[Your task]:
Looking at the entries below, state how many lines contain the word "Manager". Give the number alone.

---------- Provided entries ----------

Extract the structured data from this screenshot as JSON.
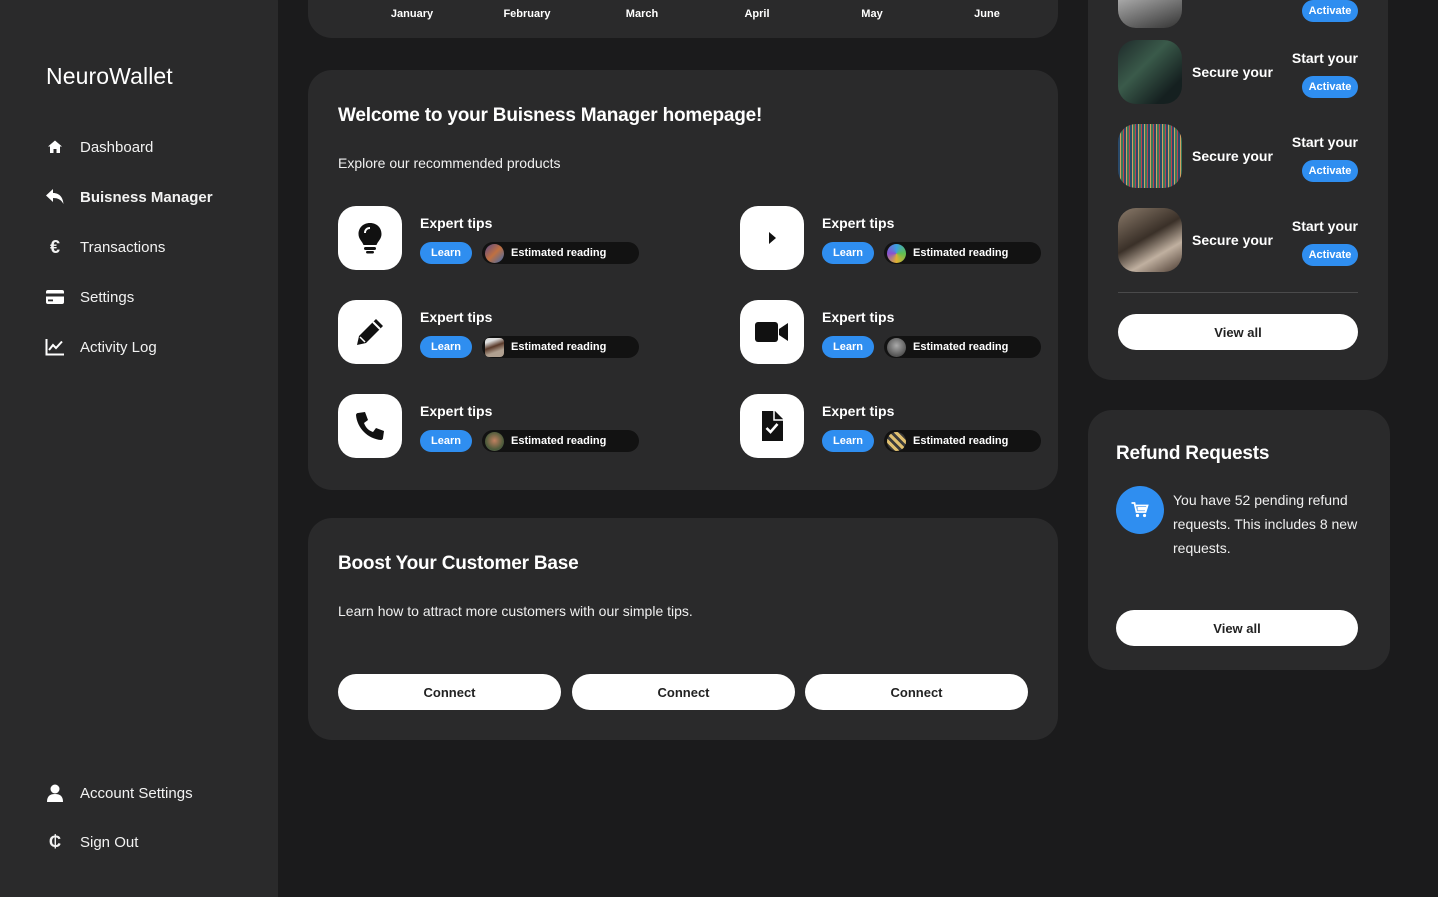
{
  "app": {
    "brand": "NeuroWallet"
  },
  "sidebar": {
    "items": [
      {
        "label": "Dashboard",
        "icon": "home-icon"
      },
      {
        "label": "Buisness Manager",
        "icon": "reply-arrow-icon",
        "active": true
      },
      {
        "label": "Transactions",
        "icon": "euro-icon"
      },
      {
        "label": "Settings",
        "icon": "credit-card-icon"
      },
      {
        "label": "Activity Log",
        "icon": "line-chart-icon"
      }
    ],
    "bottom": [
      {
        "label": "Account Settings",
        "icon": "user-icon"
      },
      {
        "label": "Sign Out",
        "icon": "cedi-sign-icon"
      }
    ]
  },
  "chart_months": [
    "January",
    "February",
    "March",
    "April",
    "May",
    "June"
  ],
  "welcome": {
    "title": "Welcome to your Buisness Manager homepage!",
    "subtitle": "Explore our recommended products",
    "tips": [
      {
        "title": "Expert tips",
        "learn": "Learn",
        "estimate": "Estimated reading",
        "icon": "lightbulb-icon"
      },
      {
        "title": "Expert tips",
        "learn": "Learn",
        "estimate": "Estimated reading",
        "icon": "play-icon"
      },
      {
        "title": "Expert tips",
        "learn": "Learn",
        "estimate": "Estimated reading",
        "icon": "pencil-icon"
      },
      {
        "title": "Expert tips",
        "learn": "Learn",
        "estimate": "Estimated reading",
        "icon": "video-camera-icon"
      },
      {
        "title": "Expert tips",
        "learn": "Learn",
        "estimate": "Estimated reading",
        "icon": "phone-icon"
      },
      {
        "title": "Expert tips",
        "learn": "Learn",
        "estimate": "Estimated reading",
        "icon": "file-check-icon"
      }
    ]
  },
  "boost": {
    "title": "Boost Your Customer Base",
    "subtitle": "Learn how to attract more customers with our simple tips.",
    "buttons": [
      "Connect",
      "Connect",
      "Connect"
    ]
  },
  "secure": {
    "top_activate": "Activate",
    "rows": [
      {
        "text": "Secure your",
        "start": "Start your",
        "action": "Activate"
      },
      {
        "text": "Secure your",
        "start": "Start your",
        "action": "Activate"
      },
      {
        "text": "Secure your",
        "start": "Start your",
        "action": "Activate"
      }
    ],
    "view_all": "View all"
  },
  "refund": {
    "title": "Refund Requests",
    "text": "You have 52 pending refund requests. This includes 8 new requests.",
    "view_all": "View all"
  },
  "colors": {
    "accent": "#2f8ef0",
    "card": "#2a2a2b",
    "background": "#1b1b1c"
  }
}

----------

[Written reply]:
2